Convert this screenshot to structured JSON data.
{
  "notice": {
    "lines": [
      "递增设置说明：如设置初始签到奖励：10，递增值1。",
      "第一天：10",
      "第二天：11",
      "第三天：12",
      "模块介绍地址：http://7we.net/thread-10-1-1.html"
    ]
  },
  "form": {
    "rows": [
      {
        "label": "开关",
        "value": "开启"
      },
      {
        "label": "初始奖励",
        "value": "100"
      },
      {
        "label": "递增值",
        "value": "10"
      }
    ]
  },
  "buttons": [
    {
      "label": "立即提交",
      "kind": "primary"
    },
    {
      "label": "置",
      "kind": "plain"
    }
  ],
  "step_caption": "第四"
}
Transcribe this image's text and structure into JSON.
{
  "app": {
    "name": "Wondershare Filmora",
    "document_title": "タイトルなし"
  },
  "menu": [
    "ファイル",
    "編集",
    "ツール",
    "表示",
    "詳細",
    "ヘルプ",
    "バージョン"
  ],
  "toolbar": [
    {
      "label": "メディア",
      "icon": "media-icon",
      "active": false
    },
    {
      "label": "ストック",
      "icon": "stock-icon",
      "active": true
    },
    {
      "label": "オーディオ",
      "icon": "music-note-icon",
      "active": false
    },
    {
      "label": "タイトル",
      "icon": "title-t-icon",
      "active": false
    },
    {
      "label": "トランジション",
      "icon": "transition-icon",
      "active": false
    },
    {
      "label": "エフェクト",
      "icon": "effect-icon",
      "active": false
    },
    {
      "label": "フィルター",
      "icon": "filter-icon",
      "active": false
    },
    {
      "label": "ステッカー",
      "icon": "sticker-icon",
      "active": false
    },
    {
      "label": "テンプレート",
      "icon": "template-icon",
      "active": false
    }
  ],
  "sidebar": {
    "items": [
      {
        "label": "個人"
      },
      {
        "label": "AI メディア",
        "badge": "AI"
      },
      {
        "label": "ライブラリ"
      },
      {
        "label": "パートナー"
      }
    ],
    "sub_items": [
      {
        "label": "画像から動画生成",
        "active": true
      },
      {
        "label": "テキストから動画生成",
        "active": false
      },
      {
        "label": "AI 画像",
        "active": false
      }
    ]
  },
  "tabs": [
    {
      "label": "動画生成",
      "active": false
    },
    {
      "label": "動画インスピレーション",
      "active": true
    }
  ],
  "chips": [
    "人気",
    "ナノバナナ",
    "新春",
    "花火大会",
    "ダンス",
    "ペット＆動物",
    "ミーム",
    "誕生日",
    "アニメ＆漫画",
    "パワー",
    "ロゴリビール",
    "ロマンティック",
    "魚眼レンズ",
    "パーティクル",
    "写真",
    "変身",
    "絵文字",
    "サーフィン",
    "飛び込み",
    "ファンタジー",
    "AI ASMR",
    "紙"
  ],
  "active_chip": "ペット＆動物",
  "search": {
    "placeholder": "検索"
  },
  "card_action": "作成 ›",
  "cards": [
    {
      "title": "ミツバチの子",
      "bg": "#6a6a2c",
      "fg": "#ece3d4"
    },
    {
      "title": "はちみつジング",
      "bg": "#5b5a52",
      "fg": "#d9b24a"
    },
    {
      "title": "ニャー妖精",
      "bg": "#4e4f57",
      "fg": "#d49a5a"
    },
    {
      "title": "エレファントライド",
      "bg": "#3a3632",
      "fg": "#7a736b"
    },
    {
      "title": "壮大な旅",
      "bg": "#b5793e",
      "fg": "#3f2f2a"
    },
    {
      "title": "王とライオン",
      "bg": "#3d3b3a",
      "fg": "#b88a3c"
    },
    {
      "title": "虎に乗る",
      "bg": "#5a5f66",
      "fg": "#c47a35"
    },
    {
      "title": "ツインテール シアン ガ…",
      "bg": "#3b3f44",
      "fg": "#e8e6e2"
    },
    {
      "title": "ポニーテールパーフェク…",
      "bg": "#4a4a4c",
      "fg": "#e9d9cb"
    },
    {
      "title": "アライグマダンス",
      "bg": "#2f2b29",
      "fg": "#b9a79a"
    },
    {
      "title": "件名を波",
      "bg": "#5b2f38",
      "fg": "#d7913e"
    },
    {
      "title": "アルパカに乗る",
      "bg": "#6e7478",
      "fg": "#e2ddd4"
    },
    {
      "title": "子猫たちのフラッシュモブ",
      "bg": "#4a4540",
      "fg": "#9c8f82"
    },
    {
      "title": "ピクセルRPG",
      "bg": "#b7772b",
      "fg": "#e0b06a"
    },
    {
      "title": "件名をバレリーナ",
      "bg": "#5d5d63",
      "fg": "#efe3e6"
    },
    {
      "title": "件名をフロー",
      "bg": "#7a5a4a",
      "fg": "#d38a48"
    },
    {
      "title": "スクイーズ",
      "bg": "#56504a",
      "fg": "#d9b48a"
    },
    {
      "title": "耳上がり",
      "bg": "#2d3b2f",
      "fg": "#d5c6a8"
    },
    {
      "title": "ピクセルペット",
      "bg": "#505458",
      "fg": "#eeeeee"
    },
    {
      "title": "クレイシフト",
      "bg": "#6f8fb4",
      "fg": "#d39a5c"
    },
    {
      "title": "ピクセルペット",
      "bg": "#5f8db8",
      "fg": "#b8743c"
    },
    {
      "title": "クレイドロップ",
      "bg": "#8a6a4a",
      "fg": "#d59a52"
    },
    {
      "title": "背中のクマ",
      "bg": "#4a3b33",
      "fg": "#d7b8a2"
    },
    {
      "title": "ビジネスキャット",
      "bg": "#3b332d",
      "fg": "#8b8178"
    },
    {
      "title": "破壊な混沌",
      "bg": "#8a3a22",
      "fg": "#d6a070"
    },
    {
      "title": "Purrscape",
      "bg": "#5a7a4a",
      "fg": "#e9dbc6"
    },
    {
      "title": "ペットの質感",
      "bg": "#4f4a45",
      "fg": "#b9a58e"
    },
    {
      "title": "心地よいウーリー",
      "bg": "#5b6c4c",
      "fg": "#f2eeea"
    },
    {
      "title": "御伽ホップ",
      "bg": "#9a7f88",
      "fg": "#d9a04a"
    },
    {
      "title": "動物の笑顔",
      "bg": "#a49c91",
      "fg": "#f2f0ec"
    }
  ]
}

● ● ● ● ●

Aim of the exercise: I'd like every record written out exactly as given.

Written response:
Convert this screenshot to structured JSON data.
{
  "notice": {
    "lines": [
      "递增设置说明：如设置初始签到奖励：10，递增值1。",
      "第一天：10",
      "第二天：11",
      "第三天：12",
      "模块介绍地址：http://7we.net/thread-10-1-1.html"
    ]
  },
  "form": {
    "rows": [
      {
        "label": "开关",
        "value": "开启"
      },
      {
        "label": "初始奖励",
        "value": "100"
      },
      {
        "label": "递增值",
        "value": "10"
      }
    ]
  },
  "buttons": [
    {
      "label": "立即提交",
      "kind": "primary"
    },
    {
      "label": "置",
      "kind": "plain"
    }
  ],
  "step_caption": "第四"
}
Transcribe this image's text and structure into JSON.
{
  "app": {
    "name": "Wondershare Filmora",
    "document_title": "タイトルなし"
  },
  "menu": [
    "ファイル",
    "編集",
    "ツール",
    "表示",
    "詳細",
    "ヘルプ",
    "バージョン"
  ],
  "toolbar": [
    {
      "label": "メディア",
      "icon": "media-icon",
      "active": false
    },
    {
      "label": "ストック",
      "icon": "stock-icon",
      "active": true
    },
    {
      "label": "オーディオ",
      "icon": "music-note-icon",
      "active": false
    },
    {
      "label": "タイトル",
      "icon": "title-t-icon",
      "active": false
    },
    {
      "label": "トランジション",
      "icon": "transition-icon",
      "active": false
    },
    {
      "label": "エフェクト",
      "icon": "effect-icon",
      "active": false
    },
    {
      "label": "フィルター",
      "icon": "filter-icon",
      "active": false
    },
    {
      "label": "ステッカー",
      "icon": "sticker-icon",
      "active": false
    },
    {
      "label": "テンプレート",
      "icon": "template-icon",
      "active": false
    }
  ],
  "sidebar": {
    "items": [
      {
        "label": "個人"
      },
      {
        "label": "AI メディア",
        "badge": "AI"
      },
      {
        "label": "ライブラリ"
      },
      {
        "label": "パートナー"
      }
    ],
    "sub_items": [
      {
        "label": "画像から動画生成",
        "active": true
      },
      {
        "label": "テキストから動画生成",
        "active": false
      },
      {
        "label": "AI 画像",
        "active": false
      }
    ]
  },
  "tabs": [
    {
      "label": "動画生成",
      "active": false
    },
    {
      "label": "動画インスピレーション",
      "active": true
    }
  ],
  "chips": [
    "人気",
    "ナノバナナ",
    "新春",
    "花火大会",
    "ダンス",
    "ペット＆動物",
    "ミーム",
    "誕生日",
    "アニメ＆漫画",
    "パワー",
    "ロゴリビール",
    "ロマンティック",
    "魚眼レンズ",
    "パーティクル",
    "写真",
    "変身",
    "絵文字",
    "サーフィン",
    "飛び込み",
    "ファンタジー",
    "AI ASMR",
    "紙"
  ],
  "active_chip": "ペット＆動物",
  "search": {
    "placeholder": "検索"
  },
  "card_action": "作成 ›",
  "cards": [
    {
      "title": "ミツバチの子",
      "bg": "#6a6a2c",
      "fg": "#ece3d4"
    },
    {
      "title": "はちみつジング",
      "bg": "#5b5a52",
      "fg": "#d9b24a"
    },
    {
      "title": "ニャー妖精",
      "bg": "#4e4f57",
      "fg": "#d49a5a"
    },
    {
      "title": "エレファントライド",
      "bg": "#3a3632",
      "fg": "#7a736b"
    },
    {
      "title": "壮大な旅",
      "bg": "#b5793e",
      "fg": "#3f2f2a"
    },
    {
      "title": "王とライオン",
      "bg": "#3d3b3a",
      "fg": "#b88a3c"
    },
    {
      "title": "虎に乗る",
      "bg": "#5a5f66",
      "fg": "#c47a35"
    },
    {
      "title": "ツインテール シアン ガ…",
      "bg": "#3b3f44",
      "fg": "#e8e6e2"
    },
    {
      "title": "ポニーテールパーフェク…",
      "bg": "#4a4a4c",
      "fg": "#e9d9cb"
    },
    {
      "title": "アライグマダンス",
      "bg": "#2f2b29",
      "fg": "#b9a79a"
    },
    {
      "title": "件名を波",
      "bg": "#5b2f38",
      "fg": "#d7913e"
    },
    {
      "title": "アルパカに乗る",
      "bg": "#6e7478",
      "fg": "#e2ddd4"
    },
    {
      "title": "子猫たちのフラッシュモブ",
      "bg": "#4a4540",
      "fg": "#9c8f82"
    },
    {
      "title": "ピクセルRPG",
      "bg": "#b7772b",
      "fg": "#e0b06a"
    },
    {
      "title": "件名をバレリーナ",
      "bg": "#5d5d63",
      "fg": "#efe3e6"
    },
    {
      "title": "件名をフロー",
      "bg": "#7a5a4a",
      "fg": "#d38a48"
    },
    {
      "title": "スクイーズ",
      "bg": "#56504a",
      "fg": "#d9b48a"
    },
    {
      "title": "耳上がり",
      "bg": "#2d3b2f",
      "fg": "#d5c6a8"
    },
    {
      "title": "ピクセルペット",
      "bg": "#505458",
      "fg": "#eeeeee"
    },
    {
      "title": "クレイシフト",
      "bg": "#6f8fb4",
      "fg": "#d39a5c"
    },
    {
      "title": "ピクセルペット",
      "bg": "#5f8db8",
      "fg": "#b8743c"
    },
    {
      "title": "クレイドロップ",
      "bg": "#8a6a4a",
      "fg": "#d59a52"
    },
    {
      "title": "背中のクマ",
      "bg": "#4a3b33",
      "fg": "#d7b8a2"
    },
    {
      "title": "ビジネスキャット",
      "bg": "#3b332d",
      "fg": "#8b8178"
    },
    {
      "title": "破壊な混沌",
      "bg": "#8a3a22",
      "fg": "#d6a070"
    },
    {
      "title": "Purrscape",
      "bg": "#5a7a4a",
      "fg": "#e9dbc6"
    },
    {
      "title": "ペットの質感",
      "bg": "#4f4a45",
      "fg": "#b9a58e"
    },
    {
      "title": "心地よいウーリー",
      "bg": "#5b6c4c",
      "fg": "#f2eeea"
    },
    {
      "title": "御伽ホップ",
      "bg": "#9a7f88",
      "fg": "#d9a04a"
    },
    {
      "title": "動物の笑顔",
      "bg": "#a49c91",
      "fg": "#f2f0ec"
    }
  ]
}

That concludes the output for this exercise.